Sadly, I believe the traditional observance of Memorial
Day has diminished over the years. At one time, it was a day set aside
for the nation to gather together, to remember, to reflect and to honor
those who have given their all in service to their country.
The graves of fallen soldiers that were once draped with
flowers are now neglected. The flags that once followed the proper
etiquette of Memorial Day (flown at half staff until noon, then raised
to full staff) are now ignored. Cities that held parades and assembled
to honor their lost sons and daughters no longer weep or mourn.
It’s been decades since the meaning of Memorial Day was
practiced by most Americans. Unfortunately, it has become merely a three
day weekend. It is an opportunity to go camping, four-wheeling, or to
have family reunions. The day that was set aside to remember is easily
There are a few notable exceptions. I am aware of 1,200
soldiers of the 3rd U.S. Infantry who place small American flags at each
of the 260,000 gravestones at Arlington National Cemetery. These men
have not forgotten. They patrol 24-hours a day during the entire weekend
just to ensure that each flag remains standing. Thank you soldiers for
remembering. If only more would see your example and follow your lead.
In 2000, the “National Moment of Remembrance” resolution
was passed, which asks that at 3 p.m. local time, Americans “voluntarily
and informally observe in their own way a moment of remembrance and
respect, pausing from whatever they are doing for a moment of silence or
listening to ‘Taps’.”
Thus, the sacred spirit of Memorial Day has turned into
a minute of remembrance. Yes, it is a step in the right direction, but
it also speaks of the apathy and short attention spans of our citizens.
Could it be that a nonchalant observance of Memorial Day is better than
not observing it at all?
This Memorial Day, I challenge you to give more than a
minute of your day to remember. I ask that you stop and honor the fallen
for more than mere moments. Those who you are sacrificing 60 seconds to
mourn have sacrificed everything for you. I believe they deserve all of
America’s attention, all of our respect, and all of our thanks.
I have sat by the graveside of warriors that died on the
battlefield. I have seen the sadness in the eyes of the young widow who
lost her beloved in a foreign land. I have heard the playing of “Taps”

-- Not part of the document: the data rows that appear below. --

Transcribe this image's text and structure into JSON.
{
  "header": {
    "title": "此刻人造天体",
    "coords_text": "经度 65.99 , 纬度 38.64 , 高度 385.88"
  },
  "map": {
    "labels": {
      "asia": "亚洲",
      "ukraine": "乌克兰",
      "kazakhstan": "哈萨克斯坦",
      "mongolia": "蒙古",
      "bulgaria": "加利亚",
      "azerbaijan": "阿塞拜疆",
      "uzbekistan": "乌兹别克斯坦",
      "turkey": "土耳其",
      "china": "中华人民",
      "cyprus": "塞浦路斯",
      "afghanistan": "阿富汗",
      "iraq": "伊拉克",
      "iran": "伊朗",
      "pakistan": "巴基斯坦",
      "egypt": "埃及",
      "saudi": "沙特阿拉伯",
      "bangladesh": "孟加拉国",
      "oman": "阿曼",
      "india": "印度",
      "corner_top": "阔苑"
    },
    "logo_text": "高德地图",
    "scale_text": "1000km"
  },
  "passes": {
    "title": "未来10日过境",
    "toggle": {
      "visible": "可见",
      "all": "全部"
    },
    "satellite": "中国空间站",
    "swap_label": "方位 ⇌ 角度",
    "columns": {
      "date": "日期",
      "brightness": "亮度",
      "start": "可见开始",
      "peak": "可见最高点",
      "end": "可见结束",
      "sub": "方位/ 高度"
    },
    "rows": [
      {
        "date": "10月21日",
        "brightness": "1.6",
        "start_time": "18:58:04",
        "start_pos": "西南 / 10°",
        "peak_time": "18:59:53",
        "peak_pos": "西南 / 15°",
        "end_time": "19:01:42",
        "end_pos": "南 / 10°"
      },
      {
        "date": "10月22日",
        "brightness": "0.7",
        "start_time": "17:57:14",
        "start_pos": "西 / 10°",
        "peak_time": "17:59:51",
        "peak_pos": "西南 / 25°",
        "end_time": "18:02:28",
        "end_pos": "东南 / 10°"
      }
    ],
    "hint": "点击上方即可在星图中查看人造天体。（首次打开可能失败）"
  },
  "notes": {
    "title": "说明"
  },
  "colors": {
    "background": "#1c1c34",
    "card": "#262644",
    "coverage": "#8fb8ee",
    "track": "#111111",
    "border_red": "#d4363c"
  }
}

as the young infantryman was laid to rest beside his brothers. The
following letter is one I wrote to my family while Andy served in Iraq.
Though personal, I share it because it changed me.
To My Dearest Family,
As promised, I am keeping you all updated
on the news from Andy and the Charlie Co. in Iraq. As far as the news
A fellow wolfhound came home today with wounds that will
never heal and another came home to be buried. I went to the memorial
service for Cpl. Fraise. He was killed fighting a war that many believe
is over or should be. He was a young man with a young wife and a new
baby of only six months.
I was truly stunned by the ugly face of war seen in the
death of a daddy and husband. The service broke my heart as they read
letters from him to his baby girl and lovely wife. Tears fell as he
spoke of Christ in them, and I am certain that he wasn’t only a soldier
of the U.S. Army, but a soldier of the Lord. It seems so unfair that
freedom must cost so much, and that the price is being paid daily by
soldiers like Cpl. Fraise.
Don’t let your eyes close tonight before you thank God
for the freedom you have and those willing to pay the price for you.
And, most importantly, thank Him who died too for your freedom that you
might spend eternity in His mansions.
War is cruel and death is not choosy, but I know that
because of Jesus I will someday get to shake Cpl. Fraise’s hand and
thank him for his service to our country and to me.
I hope this letter finds you all well. Please pray for
all of our service men and women in all the branches of the military and
pray for their families, as the sacrifices that are made daily are
enormous and sometimes unthinkable. Pray too for the family of Cpl.
Fraise. They are heavy on my heart as they have seen the reality of war
this week. I never thought that I would be sitting in a church full of
strangers crying over a man I never met and yet feeling as if all those
around me were my family in an unexplainable way. I am thankful to be
Andy’s wife, and I would be proud of him no matter what occupation he
had chosen, but, he’s a soldier, he’s a wolfhound, he’s infantry, and he
will lead the way. I love you all and miss you much.